Alvarado was gracious in defeat.
“He’s a great boxer,” Alvarado said. “He has great experience.”
In a very unexciting junior welterweight bout Ukraine’s Viktor Postal (26-0, 11 Kos) putted along for 11 rounds until he lowered the boom against Turkey’s Selcuk Aydin (26-3, 19 Kos) with a right uppercut at 2:52 of round 12 for a knockout win. The crowd suddenly woke up just in time for the main event.
Diego Magdaleno (26-1, 10 Kos) was just too quick and too accurate for Oscar Bravo (21-4, 9 Kos) in a battle between Las Vegas lightweights. Magdaleno dropped Bravo early in the fight but was unable to press for a knockout win over the durable fighter. All three judges scored it for Magdaleno.
Mexico’s Oscar Valdez (11-0, 10 Kos) tore into Puerto Rico’s Noel “Shutup” Echevarria (11-3, 6 Kos) like he was responsible for all of his personal woes. Valdez battered the left-handed Boricua mercilessly until the fight was stopped at the end of the seventh round. Echevarria had one great chin but was rocked repeatedly like a punching bag. Apparently Echevarria’s jaw was broken.

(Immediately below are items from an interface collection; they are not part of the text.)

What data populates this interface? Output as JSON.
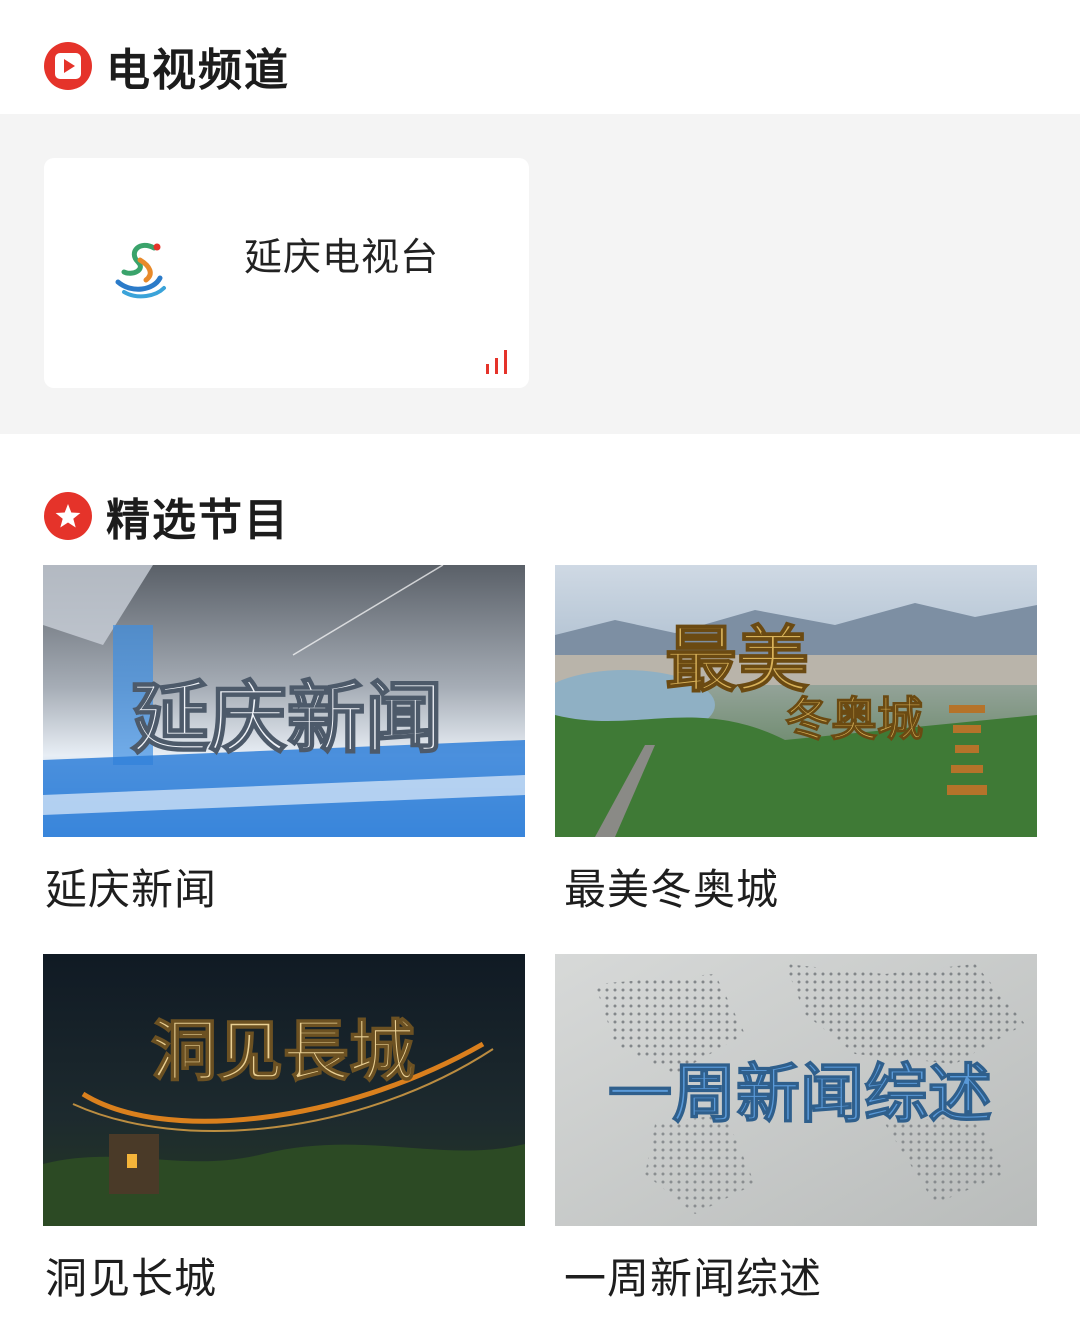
{
  "tv_section": {
    "title": "电视频道",
    "icon": "play-icon"
  },
  "channel": {
    "name": "延庆电视台",
    "logo": "yanqing-tv-logo",
    "live_indicator_icon": "audio-bars-icon"
  },
  "programs_section": {
    "title": "精选节目",
    "icon": "star-icon"
  },
  "programs": [
    {
      "caption": "延庆新闻",
      "thumb_text": "延庆新闻"
    },
    {
      "caption": "最美冬奥城",
      "thumb_text_top": "最美",
      "thumb_text_bottom": "冬奥城"
    },
    {
      "caption": "洞见长城",
      "thumb_text": "洞见長城"
    },
    {
      "caption": "一周新闻综述",
      "thumb_text": "一周新闻综述"
    }
  ],
  "colors": {
    "accent": "#e5332a",
    "band": "#f4f4f4"
  }
}
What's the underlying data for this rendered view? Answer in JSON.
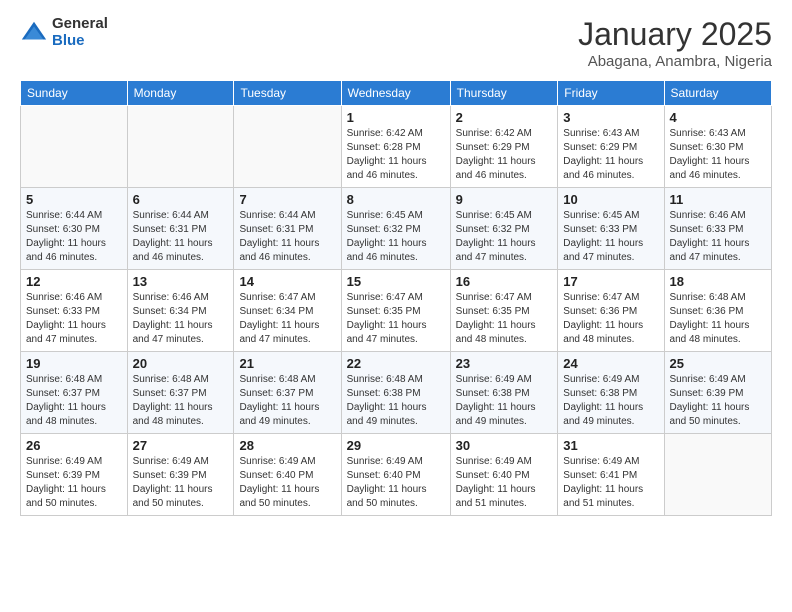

Mexico’s Raul Hirales (22-2-1, 11 Kos) knocked out Ernesto Guerrero (17-10, 10 Kos) at 2:31 of round three in a junior featherweight bout. A short right uppercut and left hook sent Guerrero for the final time. Guerrero was floored twice earlier.
Brad Soloman (22-0, 6 Kos) used speed and movement to out-point Arven Ovsepyan (14-4, 11 Kos) after eight rounds of a welterweight contest. It was a very low punching contest that saw the fans boo heartily because of the inaction. All three judges scored it for Soloman.
Zach Wohlman (8-1-1) of L.A. won a four round welterweight contest over Utah’s Eddie Cordova (4-8-1) by unanimous decision.